Look through the lines below and copy each one that includes "this".

_Interface dataset entries_.
Start of Block
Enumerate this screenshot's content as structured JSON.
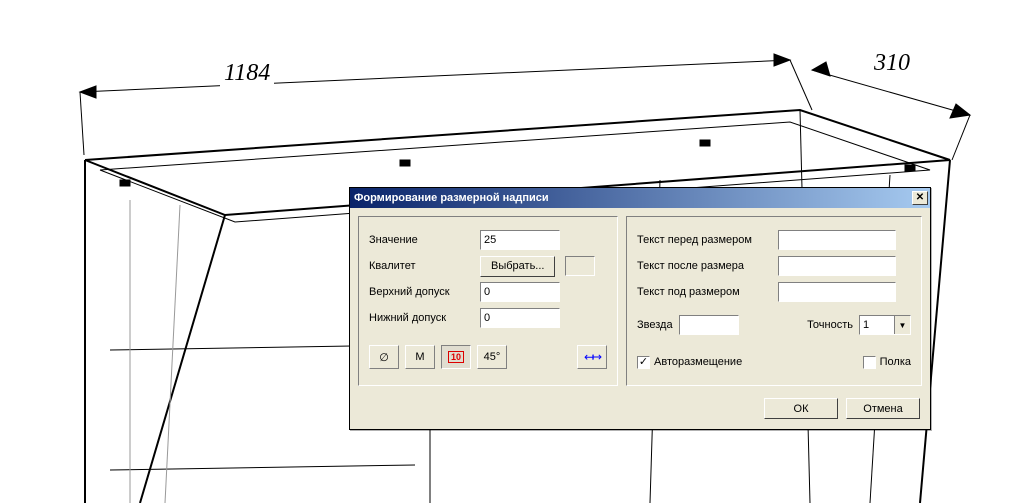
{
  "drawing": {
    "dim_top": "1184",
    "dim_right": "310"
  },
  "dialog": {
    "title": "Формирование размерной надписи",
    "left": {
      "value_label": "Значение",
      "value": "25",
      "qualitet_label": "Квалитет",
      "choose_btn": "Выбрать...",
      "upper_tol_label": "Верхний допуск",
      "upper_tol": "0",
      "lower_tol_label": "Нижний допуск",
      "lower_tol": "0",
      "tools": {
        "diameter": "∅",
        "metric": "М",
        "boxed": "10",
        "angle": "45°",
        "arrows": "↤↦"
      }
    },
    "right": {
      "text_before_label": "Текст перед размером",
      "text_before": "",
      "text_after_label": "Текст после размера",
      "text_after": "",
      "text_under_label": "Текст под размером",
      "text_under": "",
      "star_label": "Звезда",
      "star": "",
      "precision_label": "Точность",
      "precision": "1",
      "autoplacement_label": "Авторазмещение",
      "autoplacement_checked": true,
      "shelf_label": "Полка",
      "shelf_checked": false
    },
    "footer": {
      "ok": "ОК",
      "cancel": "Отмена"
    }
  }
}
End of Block
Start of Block
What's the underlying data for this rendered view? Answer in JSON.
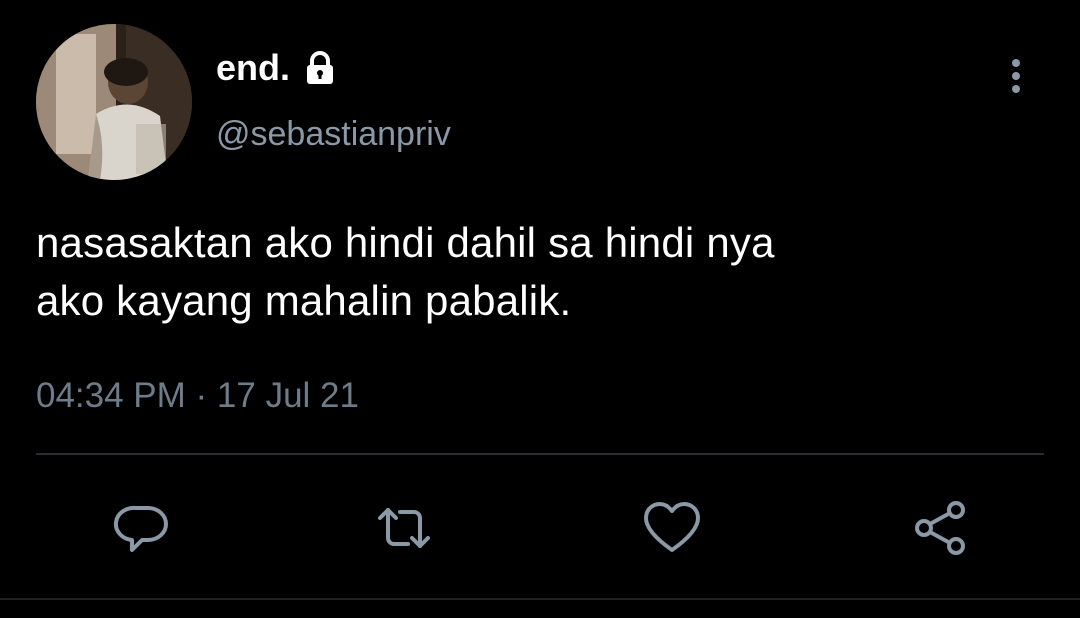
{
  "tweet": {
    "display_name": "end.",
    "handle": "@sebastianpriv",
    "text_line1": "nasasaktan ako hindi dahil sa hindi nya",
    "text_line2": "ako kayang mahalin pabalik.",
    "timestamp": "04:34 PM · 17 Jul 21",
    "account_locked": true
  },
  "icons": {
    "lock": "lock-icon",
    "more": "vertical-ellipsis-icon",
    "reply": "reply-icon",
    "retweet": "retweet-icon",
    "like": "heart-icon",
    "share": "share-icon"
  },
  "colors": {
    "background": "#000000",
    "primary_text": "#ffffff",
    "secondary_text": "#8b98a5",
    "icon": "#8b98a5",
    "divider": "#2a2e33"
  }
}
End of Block
_EXERCISE ANSWER_.
Enumerate this screenshot's content as structured JSON.
What's the underlying data for this rendered view? Answer in JSON.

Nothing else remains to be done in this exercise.